The group filed suit Wednesday seeking a restraining order that would prevent the General Assembly Police from enforcing rules that prohibit groups from making enough noise to interfere with conversation and allow officers to order people to leave the building if they think those people pose an "imminent threat" of a disturbance.
A court hearing is scheduled for 11:30 a.m. Friday.
The NAACP noted in a Thursday news release that lawmakers didn't define what constitutes a "disturbance" or an "imminent threat" when they hastily rewrote the rules for public access to the Legislative Building rules in May before the "Moral Monday" demonstrations resumed for a second year.
Last summer, more than 900 people were arrested during the weekly protests of Republican policies such as cutting unemployment benefits and changing elections laws. They were charged with trespassing and violating the Legislative Building rules. Some have since been convicted, others acquitted, while some cases were dismissed as part of a deal with Wake County prosecutors and others are still awaiting trial.
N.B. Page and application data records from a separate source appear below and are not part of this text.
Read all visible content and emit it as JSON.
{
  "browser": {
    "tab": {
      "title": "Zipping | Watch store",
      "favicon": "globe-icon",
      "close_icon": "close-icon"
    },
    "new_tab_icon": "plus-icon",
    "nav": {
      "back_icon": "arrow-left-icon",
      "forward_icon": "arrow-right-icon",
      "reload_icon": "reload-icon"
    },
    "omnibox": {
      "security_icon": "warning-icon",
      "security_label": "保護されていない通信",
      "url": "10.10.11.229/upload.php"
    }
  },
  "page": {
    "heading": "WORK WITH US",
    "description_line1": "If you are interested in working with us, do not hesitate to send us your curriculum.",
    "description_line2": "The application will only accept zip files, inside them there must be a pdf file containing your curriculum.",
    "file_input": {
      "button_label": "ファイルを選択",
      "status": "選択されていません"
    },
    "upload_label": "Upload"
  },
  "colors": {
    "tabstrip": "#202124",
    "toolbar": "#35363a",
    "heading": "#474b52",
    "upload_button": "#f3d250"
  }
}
The NAACP and protesters Douglas and Vicki Ryder, Stella Adams, Sylvia Barnes and O'Linda Gillis contend that the revised building rules are vague and violate both the U.S. and North Carolina constitutions.
Senate President Pro Tem Phil Berger said Thursday that the updated rules were what allowed him to meet for a hour Monday night with a group of protesters to discuss education issues.
“For years, we’ve heard feedback that the 30-year-old building rules implemented by previous Democrat leaders were confusing and restrictive,” Berger said in a statement. “We responded to those concerns, and I am baffled why (state NAACP President) Rev. Barber is now trying to turn back the progress we made in increasing building access and free speech.”
Berger noted that the rules now allow handheld signs with political messages and permit people on the second floor of the building, where his office is located.